Businesses everywhere must innovate in order to stay current, but the pressure is especially profound in the association world. Professional and trade groups must work to remain relevant in support of the industries they serve, which in turn are ever-changing.
Associations which thrive do so by achieving the magic mix of service to members — generally through lobbying, education and products/services — blended with meaningful relationships among and with members. Those relationships add the emotional spark that prompts a member to reach out to its friendly association when facing a need or want.
This balance of head and heart, so to speak, is mirrored in the makeup of staff — the most critical resource of any association. It is staff who must meet the needs of members through quality offerings, and it is staff who take the time to cultivate lasting relationships. Just as a happy, well-adjusted individual is apt to make friends with ease, so can a healthy, vibrant trade group attract and retain members.
How can a professional or trade association tap into its human resources to ensure that its culture is innovative, providing the best in both offerings and relationships? The place to begin is by understanding what drives the players on the team.
There are countless personality profile tools that identify the varying types that populate humanity. Many assessments are based on a quadrant system, a la Myers-Briggs, but others branch out into a dozen or more personality facets. Typically these tests not only identify personality types, but also offer suggestions for working harmoniously with others.
Most of these systems have merits, but a quick-and-easy starting point is simply to divide personality types into two camps: “thinkers” and “feelers.” Admittedly this approach overlooks a range of human nuances, so it should be viewed as a spectrum rather than an absolute. Regardless, by and large most people have a tendency to be more of a thinker vs. a feeler, which affects our decision-making process and therefore our work style.
What are the characteristics of each group?

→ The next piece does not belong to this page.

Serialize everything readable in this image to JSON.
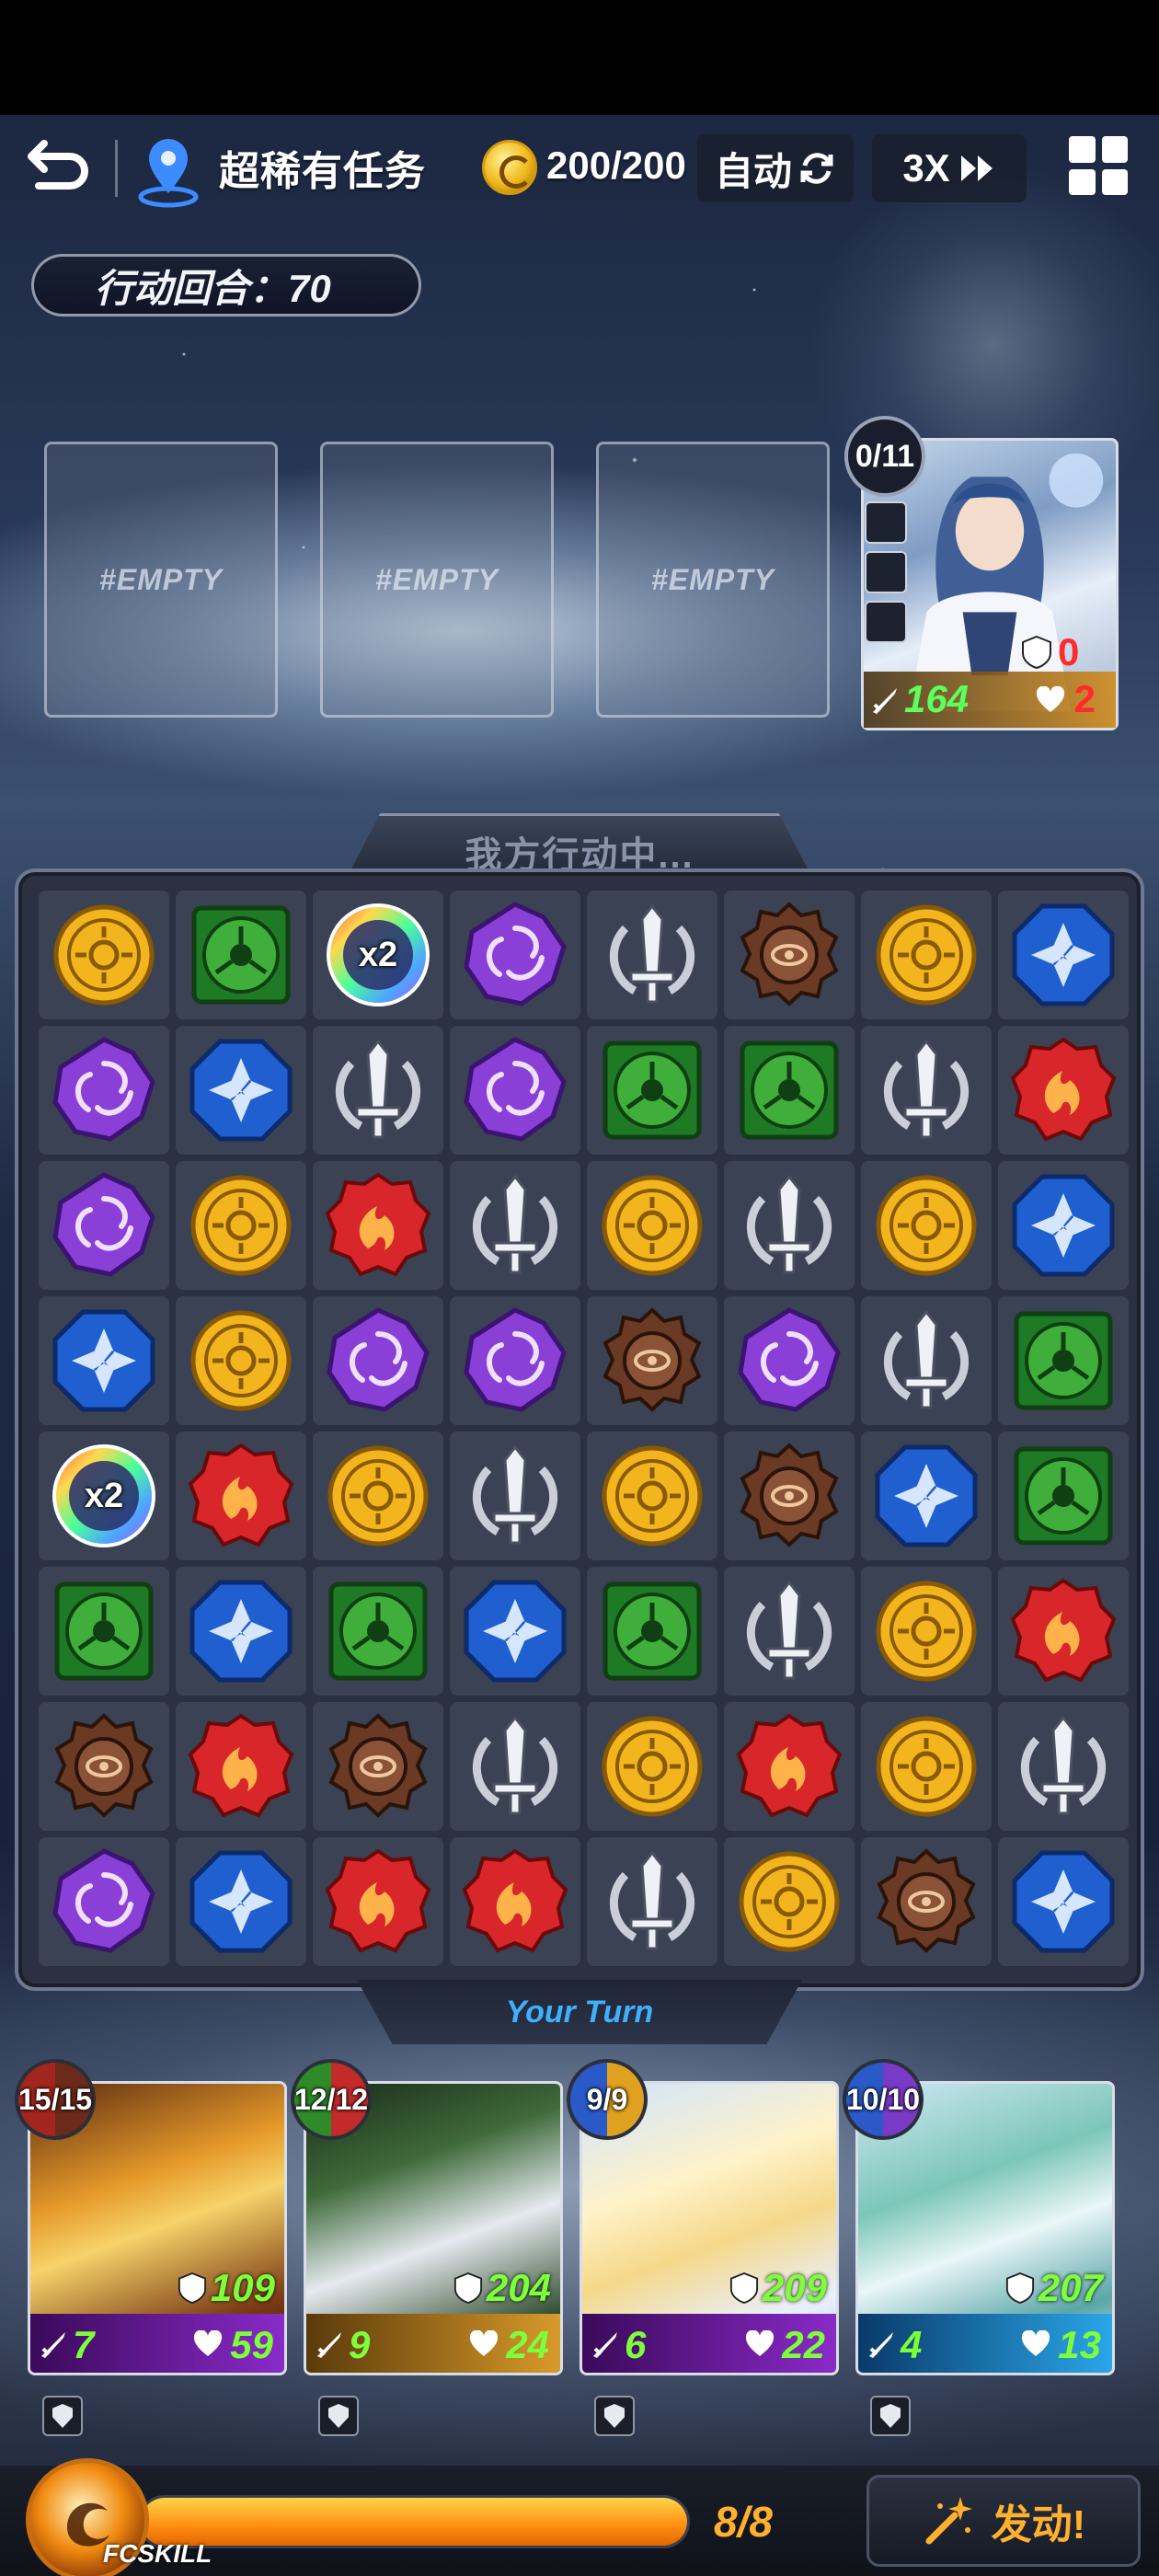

Writings abound on this topic, but frequently used descriptors are:
- Values: truth, justice, reality;
- Traits: analytical; consistent, action-oriented;
- Decision-making style: fact-based;
- Caveat: may be viewed as tactless, uncaring.
- Values: relationships, harmony, affirmation;
- Traits: enthusiastic; creative; people-oriented;
- Decision-making style: feeling-based;
- Caveat: may be viewed as unrealistic, idealistic.
Basically thinkers get things done, and feelers add heart. It’s an oversimplification, but it’s also an ideal mix for a trade group staff. When these two personality types synchronize, they can master association goals by meeting and exceeding members’ expectations. Offerings are of top quality, thanks to the well-planned thinkers, and relationships are sincere, nurtured by the caring feelers.
How can an association achieve this synergy? Some practices:
- Talk about it. Mention at a staff meeting that your organization is graced with head and heart among staff members, equipping you to provide for both your members’ needs and wants.
- Encourage mutual appreciation. Divergent personality types make everyone’s job easier, because one person’s weaknesses can be filled by another’s strengths.
- As much as possible, align roles with staff strengths. When stretched resources put everyone in positions requiring both skill sets, brainstorm ways to compensate. For example, social media can help both camps — the thinker can develop the practice of commenting on human-interest details made available through social media, and the feeler will be more comfortable making promotional calls when prepared with personal information to reference.
The goal: Create an innovative association culture. The means: Mix the organization skills of the thinkers with the creative insights of the feelers. The outcome: The association remains fresh and relevant to its members through quality offerings and well-tended relationships.
Blog submission by Laura Wilson, Indiana Bankers Association
*The views and opinions expressed in this article are those of the authors and do not necessarily reflect the official policy or position of the Indiana Society of Association Executives (ISAE).